This joint CPD event is informed by discussions between the Faculties for People with Intellectual Disabilities and for Children & Young People’s regarding areas of common concern, not least recognition of limited progress in the post-Winterbo
Children and Family
There is probably nothing more fun than making a baby or toddler laugh. And now there's news that it could even help with learning – the toddlers' not the adults'.
The Child & LAC Sigs of DCPNI have been granted funding by DCPNI to run a free member event ‘Child Attachment Interview – An introduction to the administration of the interview’. Places are limited to 30 and will be granted on a
Have you ever watched a young child perform a delicate task with their hands and noticed how they stick out their tongue at the same time?
Lots of research, much of it contradictory, has looked into whether having children brings happiness.
The editors of the Journal of Occupational and Organizational Psychology have put together a free virtual issue on the work-family inte
"The Culture of Poverty”, published in 1966, was hugely influential, persuading many policy makers that children from low-income families are destined for lives of “criminality, joblessness, and poverty” because they exist in enclaves characterise
The Division of Clinical Psychology's Children, Young People and their Families Faculty are pleased to open registration for this study day.
Children are more likely to display troublesome behaviour in families in which the father feels unsupported by his partner.
These findings by Doctoral Researcher Rachel Latham from the University of Sussex were presented today at the Annual Conference of the British Psychology Society in Liverpool.
Young people are aware of the risks of cyberbullying but perceive others as being more at risk than themselves. Young women are more vulnerable to this perception than young men.
For adults, let alone children, time is a tricky concept to comprehend.
Psychologists have documented a striking increase in references to alcohol and heavy drinking in the lyrics of UK chart music.
One of the longest-debated and most studied issues in psychology is whether and how our personalities are affected by our birth order and the sex of our siblings.
Children diagnosed with autism often have distinctive sensory experiences, such as being ultra sensitive to noise, or finding enjoyment in repeated, unusual sensory stimulation.
A longitudinal study in Brazil was a hit with the media recently due to its findings on the positive impact of breastfeeding on cognition.
The British Psychological Society is one of a number of organisations that have signed a letter to The Times calling for a radical overhaul of youth mental health services.
Children who have suffered concussion should return to physical activity as it is safe for them to do so, an American neuropsychologist will tell a conference in Bristol today.

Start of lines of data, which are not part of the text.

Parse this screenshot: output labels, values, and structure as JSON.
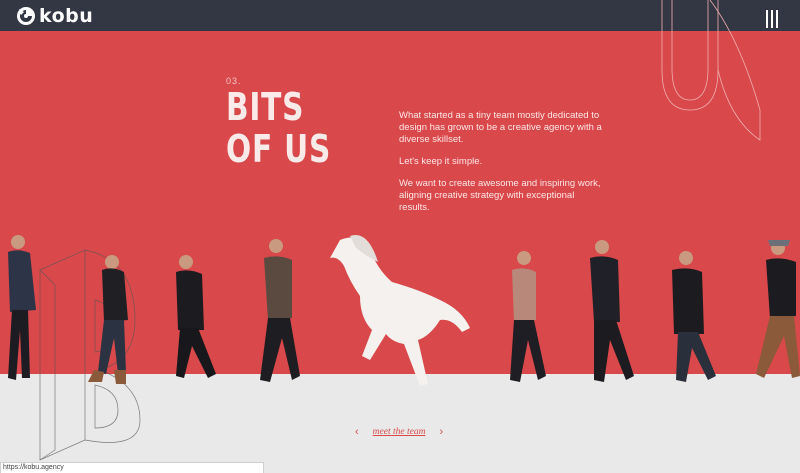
{
  "header": {
    "brand": "kobu",
    "menu_icon": "hamburger-icon"
  },
  "section": {
    "number": "03.",
    "title_line1": "BITS",
    "title_line2": "OF US"
  },
  "intro": {
    "paragraph1": "What started as a tiny team mostly dedicated to design has grown to be a creative agency with a diverse skillset.",
    "paragraph2": "Let's keep it simple.",
    "paragraph3": "We want to create awesome and inspiring work, aligning creative strategy with exceptional results."
  },
  "team_nav": {
    "link_label": "meet the team",
    "prev_icon": "chevron-left-icon",
    "next_icon": "chevron-right-icon"
  },
  "status_bar": {
    "url": "https://kobu.agency"
  },
  "colors": {
    "brand_red": "#d9484a",
    "header_dark": "#333744",
    "floor": "#e9e9e9"
  }
}
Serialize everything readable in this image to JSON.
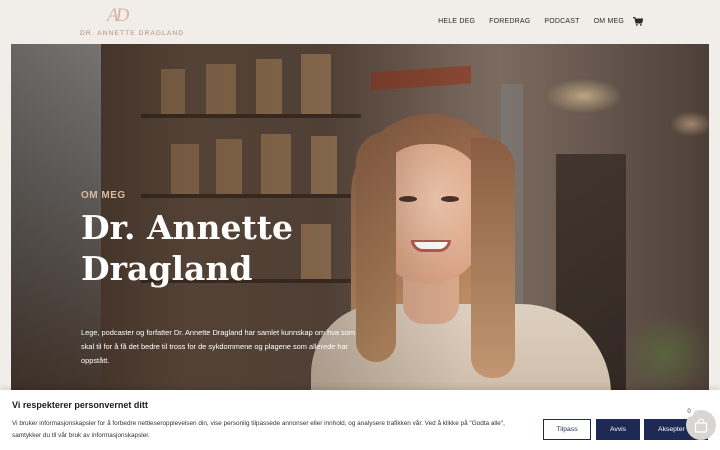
{
  "header": {
    "logo_mark": "AD",
    "logo_text": "DR. ANNETTE DRAGLAND",
    "nav": [
      "HELE DEG",
      "FOREDRAG",
      "PODCAST",
      "OM MEG"
    ],
    "cart_icon": "shopping-cart-icon"
  },
  "hero": {
    "eyebrow": "OM MEG",
    "headline_line1": "Dr. Annette",
    "headline_line2": "Dragland",
    "lede": "Lege, podcaster og forfatter Dr. Annette Dragland har samlet kunnskap om hva som skal til for å få det bedre til tross for de sykdommene og plagene som allerede har oppstått."
  },
  "cookie_banner": {
    "title": "Vi respekterer personvernet ditt",
    "text": "Vi bruker informasjonskapsler for å forbedre nettleseropplevelsen din, vise personlig tilpassede annonser eller innhold, og analysere trafikken vår. Ved å klikke på \"Godta alle\", samtykker du til vår bruk av informasjonskapsler.",
    "buttons": {
      "customize": "Tilpass",
      "reject": "Avvis",
      "accept": "Aksepter alle"
    }
  },
  "floating_cart": {
    "count": "0",
    "icon": "shopping-bag-icon"
  },
  "colors": {
    "background": "#f1eeea",
    "accent_navy": "#1e2a55",
    "eyebrow": "#d8b9a4"
  }
}
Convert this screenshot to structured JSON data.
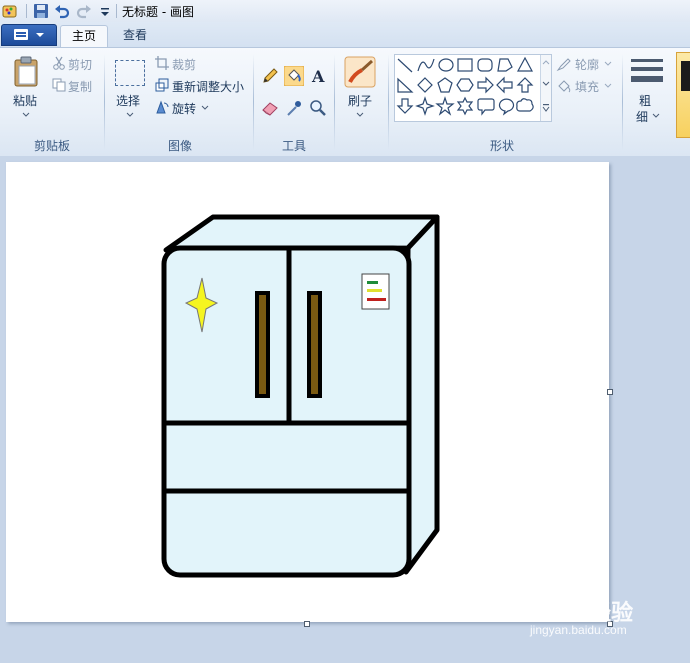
{
  "window": {
    "title": "无标题 - 画图"
  },
  "tabs": [
    {
      "label": "主页",
      "active": true
    },
    {
      "label": "查看",
      "active": false
    }
  ],
  "clipboard": {
    "paste_label": "粘贴",
    "cut_label": "剪切",
    "copy_label": "复制",
    "group_label": "剪贴板"
  },
  "image": {
    "select_label": "选择",
    "crop_label": "裁剪",
    "resize_label": "重新调整大小",
    "rotate_label": "旋转",
    "group_label": "图像"
  },
  "tools": {
    "group_label": "工具",
    "items": [
      "pencil-icon",
      "fill-bucket-icon",
      "text-icon",
      "eraser-icon",
      "color-picker-icon",
      "magnifier-icon"
    ]
  },
  "brushes": {
    "label": "刷子"
  },
  "shapes": {
    "group_label": "形状",
    "outline_label": "轮廓",
    "fill_label": "填充",
    "items": [
      "line",
      "curve",
      "oval",
      "rectangle",
      "rounded-rectangle",
      "polygon",
      "triangle",
      "right-triangle",
      "diamond",
      "pentagon",
      "hexagon",
      "arrow-right",
      "arrow-left",
      "arrow-up",
      "arrow-down",
      "star-four",
      "star-five",
      "star-six",
      "callout-rounded",
      "callout-oval",
      "callout-cloud"
    ]
  },
  "size": {
    "label_line1": "粗",
    "label_line2": "细"
  },
  "watermark": {
    "line1": "Baidu经验",
    "line2": "jingyan.baidu.com"
  },
  "colors": {
    "fridge_fill": "#e2f4fa",
    "outline": "#000000",
    "handle": "#7a5a12",
    "sparkle": "#f5f520",
    "label_green": "#1f8c3a",
    "label_yellow": "#e0e030",
    "label_red": "#c0201d"
  }
}
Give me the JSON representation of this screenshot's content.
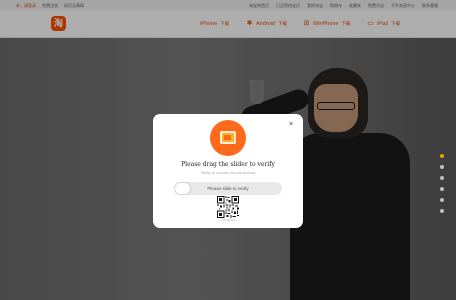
{
  "topbar": {
    "left": [
      "亲，请登录",
      "免费注册",
      "网页无障碍"
    ],
    "right": [
      "淘宝网首页",
      "已买到的宝贝",
      "我的淘宝",
      "购物车",
      "收藏夹",
      "免费开店",
      "千牛卖家中心",
      "联系客服"
    ]
  },
  "nav": {
    "logo": "淘",
    "downloads": [
      {
        "icon": "apple-icon",
        "glyph": "",
        "label": "iPhone",
        "sub": "下载"
      },
      {
        "icon": "android-icon",
        "glyph": "✱",
        "label": "Android",
        "sub": "下载"
      },
      {
        "icon": "windows-icon",
        "glyph": "⊞",
        "label": "WinPhone",
        "sub": "下载"
      },
      {
        "icon": "ipad-icon",
        "glyph": "▭",
        "label": "iPad",
        "sub": "下载"
      }
    ]
  },
  "modal": {
    "close": "×",
    "title": "Please drag the slider to verify",
    "subtitle": "Verify to ensure normal access",
    "slider_label": "Please slide to verify",
    "qr_caption": "Feedback"
  },
  "carousel": {
    "count": 6,
    "active": 0
  },
  "colors": {
    "accent": "#ff5000",
    "badge": "#ff6a1a"
  }
}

MindEd, the e-learning portal on young people’s mental health, celebrates its first anniversary this week. Today the Royal College of Paediatrics and Child Health (RCPCH) has secured an additional £560,000 in funding to build on the work of MindEd to design, develop and deliver an additional suite of online education materials providing information, advice and guidance on children and young people’s mental health specifically tailored to all parents and carers in England.
The British Psychological Society welcomes the announcement of a five-year plan for a complete overhaul of mental health services for children and young people in England.
A workshop for interested members of the Faculty for Children, Young People & Their Families
The government has announced a five-year plan for a complete overhaul of mental health services for children and young people in England.
The announcement follows a review of services by a government taskforce, which found that many young people are not able to access the help they need.
Innovative Practice in Challenging Times
Friday 5th June 2015 at Chancellors Hotel & Royal Manchester Children’s Hospital
These days it's hard to avoid the message that thin is best. From advertising billboards to the Oscar red carpet, we are inundated with images of successful ultra-thin women.
The SS Great Britain in Great Western Dockyard, Bristol, is the striking venue for a British Psychological Society meeting on the prevention, management and treatment of concussion and other mild traumatic brain injury (TBI) in children later this month.
Children who sometimes lack sympathy for others are more likely to share resources with those friends if they respect their morals suggests a paper published this week in the British Journal of Developmental Psychology.